For various reasons, I had to have my Christmas dinner yesterday. I fixed a rib roast, roasted root vegetables, Yorkshire pudding, and homemade bread. For dessert, I’d made mince pie and chocolate rum balls, and one of the guests brought a steamed chocolate pudding with hard sauce. I had a nice cabernet and some non-alcoholic sparkling cider available.

A good time was had by all. Particularly my daughter, when we passed presents around during the lull between the main meal and dessert. I gave her two presents. The first was a cookbook. I recently bought a copy of the cookbook for myself, and I knew she’d enjoy it. The second, though, had her gasping in excitement – it was my set of Samurai Cat art prints, which I had bought at the 1984 Worldcon from Mark E. Rogers at his booth. They’re in good shape, but I had never framed and hung any of them, so, since she’d been threatening to kill me for them since she was 7, I figured it was time to let her have them.
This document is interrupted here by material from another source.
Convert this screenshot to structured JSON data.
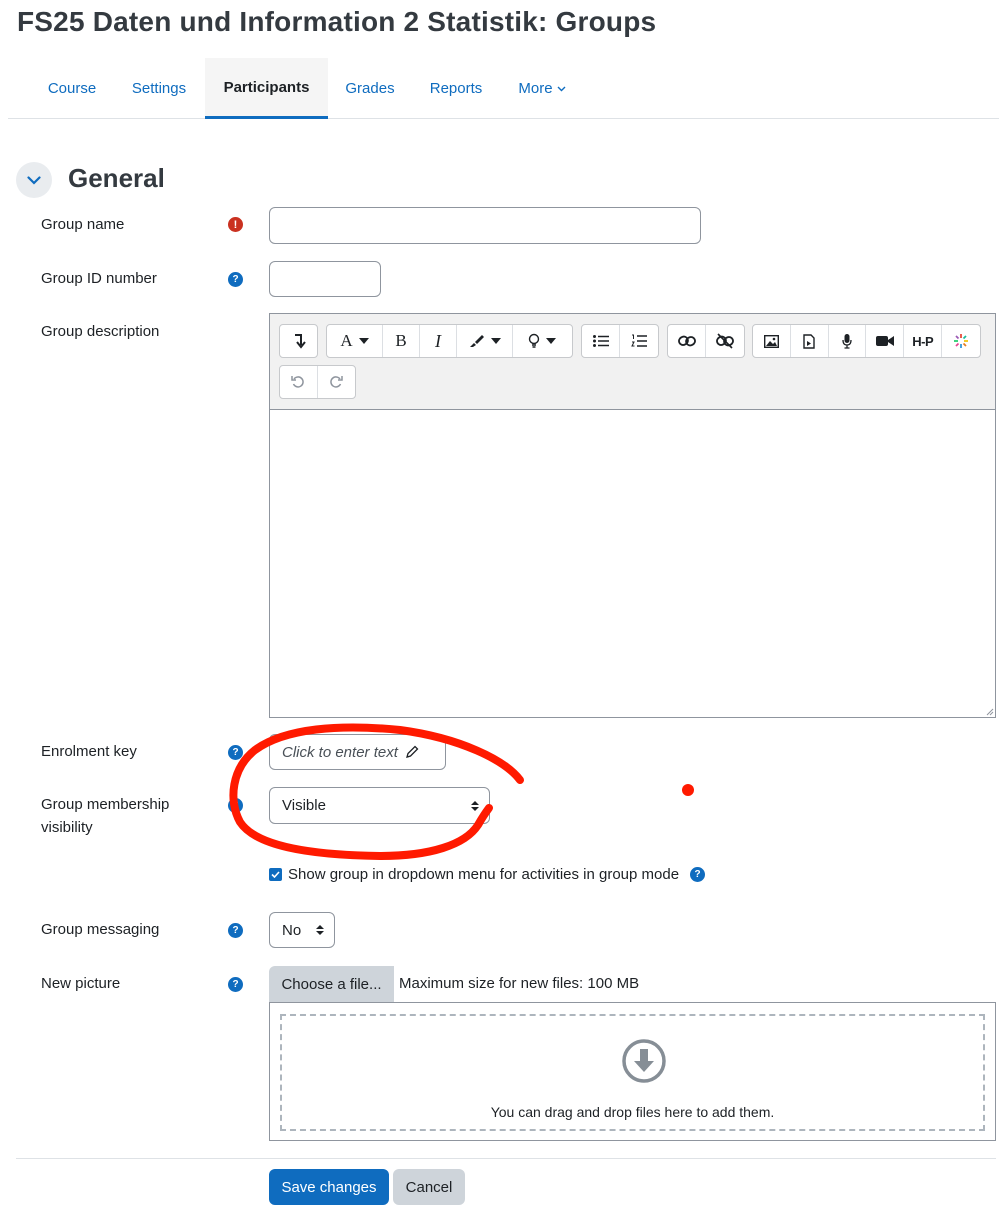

Tonight, as the second part of her present to me, we watched Star Wars: The Force Awakens. It was a good movie, and I enjoyed the sly references to earlier movies that I caught (my daughter caught more, but she’s seen the animated series and I haven’t), but there were a few things that offended me. As they’re spoilers involving physics, engineering, and common sense, I won’t say anything (yet), because it’s just past opening weekend. Maybe later.